_Problem to solve_.
Scan the records for lines with the word "apply", and copy every such line.

*** Given data Section Begins ***

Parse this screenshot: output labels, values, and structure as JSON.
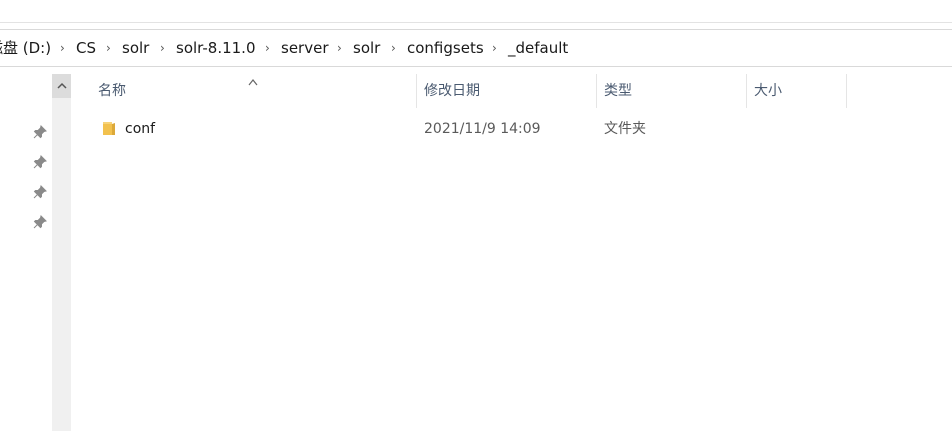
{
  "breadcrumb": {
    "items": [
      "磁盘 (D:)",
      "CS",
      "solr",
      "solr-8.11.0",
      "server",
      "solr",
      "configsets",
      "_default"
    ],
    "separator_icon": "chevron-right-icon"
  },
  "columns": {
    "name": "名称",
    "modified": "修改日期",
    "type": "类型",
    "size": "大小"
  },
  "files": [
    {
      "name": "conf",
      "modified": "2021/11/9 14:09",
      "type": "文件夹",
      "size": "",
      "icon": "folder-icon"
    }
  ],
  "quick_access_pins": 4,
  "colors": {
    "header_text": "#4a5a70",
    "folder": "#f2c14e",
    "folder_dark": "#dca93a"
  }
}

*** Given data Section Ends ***
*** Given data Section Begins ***

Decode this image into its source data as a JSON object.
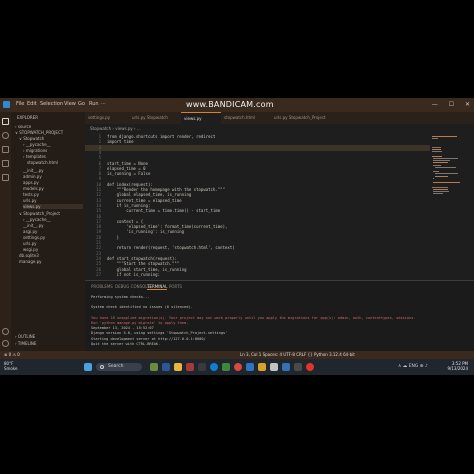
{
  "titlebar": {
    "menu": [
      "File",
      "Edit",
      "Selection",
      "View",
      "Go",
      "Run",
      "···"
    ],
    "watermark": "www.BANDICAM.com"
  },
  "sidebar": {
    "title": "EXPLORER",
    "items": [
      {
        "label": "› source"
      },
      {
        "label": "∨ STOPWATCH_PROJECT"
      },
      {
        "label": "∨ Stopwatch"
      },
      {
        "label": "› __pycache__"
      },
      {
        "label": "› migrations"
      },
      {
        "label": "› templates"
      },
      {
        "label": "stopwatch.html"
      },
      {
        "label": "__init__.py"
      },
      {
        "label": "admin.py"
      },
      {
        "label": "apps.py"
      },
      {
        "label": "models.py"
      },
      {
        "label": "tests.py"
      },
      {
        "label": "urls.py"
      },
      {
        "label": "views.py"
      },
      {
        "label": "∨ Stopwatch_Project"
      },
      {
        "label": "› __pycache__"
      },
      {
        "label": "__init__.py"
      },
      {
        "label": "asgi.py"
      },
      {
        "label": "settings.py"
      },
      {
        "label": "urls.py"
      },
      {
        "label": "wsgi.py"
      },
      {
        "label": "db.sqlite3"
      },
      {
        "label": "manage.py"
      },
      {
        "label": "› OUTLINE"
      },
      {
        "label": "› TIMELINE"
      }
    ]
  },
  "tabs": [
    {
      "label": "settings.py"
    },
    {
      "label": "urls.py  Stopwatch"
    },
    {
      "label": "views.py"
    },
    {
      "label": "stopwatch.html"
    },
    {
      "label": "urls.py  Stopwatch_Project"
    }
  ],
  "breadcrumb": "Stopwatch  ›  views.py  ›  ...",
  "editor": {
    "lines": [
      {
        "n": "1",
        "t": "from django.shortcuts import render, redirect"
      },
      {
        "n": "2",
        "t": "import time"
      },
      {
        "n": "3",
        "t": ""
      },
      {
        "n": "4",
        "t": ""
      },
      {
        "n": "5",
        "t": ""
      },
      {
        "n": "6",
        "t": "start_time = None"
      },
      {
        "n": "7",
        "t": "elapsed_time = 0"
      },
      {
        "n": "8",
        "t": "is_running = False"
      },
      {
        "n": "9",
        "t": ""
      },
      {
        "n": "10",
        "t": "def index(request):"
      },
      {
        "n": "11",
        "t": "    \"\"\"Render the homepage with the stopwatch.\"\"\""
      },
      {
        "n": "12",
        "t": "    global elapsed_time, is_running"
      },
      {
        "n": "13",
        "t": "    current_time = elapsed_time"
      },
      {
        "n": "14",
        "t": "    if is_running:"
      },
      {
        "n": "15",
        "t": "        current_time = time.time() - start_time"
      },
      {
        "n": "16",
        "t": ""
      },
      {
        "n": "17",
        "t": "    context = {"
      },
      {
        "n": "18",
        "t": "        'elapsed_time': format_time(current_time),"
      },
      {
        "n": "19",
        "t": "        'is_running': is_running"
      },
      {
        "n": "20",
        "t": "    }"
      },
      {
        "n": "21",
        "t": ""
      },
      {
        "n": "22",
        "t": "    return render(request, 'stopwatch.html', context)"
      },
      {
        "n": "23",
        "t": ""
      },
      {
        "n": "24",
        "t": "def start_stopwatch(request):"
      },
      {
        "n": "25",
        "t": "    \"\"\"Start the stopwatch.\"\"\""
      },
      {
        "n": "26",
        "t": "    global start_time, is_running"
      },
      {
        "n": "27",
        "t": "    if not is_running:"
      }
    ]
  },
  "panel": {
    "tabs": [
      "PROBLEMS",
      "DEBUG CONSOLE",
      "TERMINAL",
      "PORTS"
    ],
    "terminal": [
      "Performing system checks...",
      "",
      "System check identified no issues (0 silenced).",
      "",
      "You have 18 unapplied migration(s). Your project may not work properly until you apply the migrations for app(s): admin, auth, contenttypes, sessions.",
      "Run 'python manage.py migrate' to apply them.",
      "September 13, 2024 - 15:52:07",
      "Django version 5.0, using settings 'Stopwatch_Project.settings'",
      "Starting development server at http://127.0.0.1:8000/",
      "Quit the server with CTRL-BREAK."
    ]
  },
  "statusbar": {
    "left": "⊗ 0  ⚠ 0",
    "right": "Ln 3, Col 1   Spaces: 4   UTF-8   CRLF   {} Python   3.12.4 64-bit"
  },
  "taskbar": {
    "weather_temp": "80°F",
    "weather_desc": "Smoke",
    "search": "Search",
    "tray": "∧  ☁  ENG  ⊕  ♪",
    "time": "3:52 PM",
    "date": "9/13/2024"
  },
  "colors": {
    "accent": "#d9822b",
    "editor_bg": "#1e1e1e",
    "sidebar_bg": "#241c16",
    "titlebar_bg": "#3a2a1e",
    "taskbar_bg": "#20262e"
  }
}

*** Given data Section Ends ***
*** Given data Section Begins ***

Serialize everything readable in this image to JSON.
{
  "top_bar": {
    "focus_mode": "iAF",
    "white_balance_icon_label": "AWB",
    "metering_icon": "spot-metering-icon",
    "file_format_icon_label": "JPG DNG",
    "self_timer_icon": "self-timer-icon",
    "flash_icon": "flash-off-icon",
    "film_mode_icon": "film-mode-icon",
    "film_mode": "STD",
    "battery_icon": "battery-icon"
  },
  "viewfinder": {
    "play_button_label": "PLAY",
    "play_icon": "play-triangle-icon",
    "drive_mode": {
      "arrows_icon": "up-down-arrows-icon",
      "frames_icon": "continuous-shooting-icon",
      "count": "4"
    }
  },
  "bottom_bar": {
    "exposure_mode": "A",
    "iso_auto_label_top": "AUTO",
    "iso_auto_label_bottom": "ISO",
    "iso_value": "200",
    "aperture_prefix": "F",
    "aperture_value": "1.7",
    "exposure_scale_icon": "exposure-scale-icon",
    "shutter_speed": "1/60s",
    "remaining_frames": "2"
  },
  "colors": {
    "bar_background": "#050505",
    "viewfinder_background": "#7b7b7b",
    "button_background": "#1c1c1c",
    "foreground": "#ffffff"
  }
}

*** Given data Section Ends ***

_Task solution_.
      "You have 18 unapplied migration(s). Your project may not work properly until you apply the migrations for app(s): admin, auth, contenttypes, sessions.",
      "Run 'python manage.py migrate' to apply them.",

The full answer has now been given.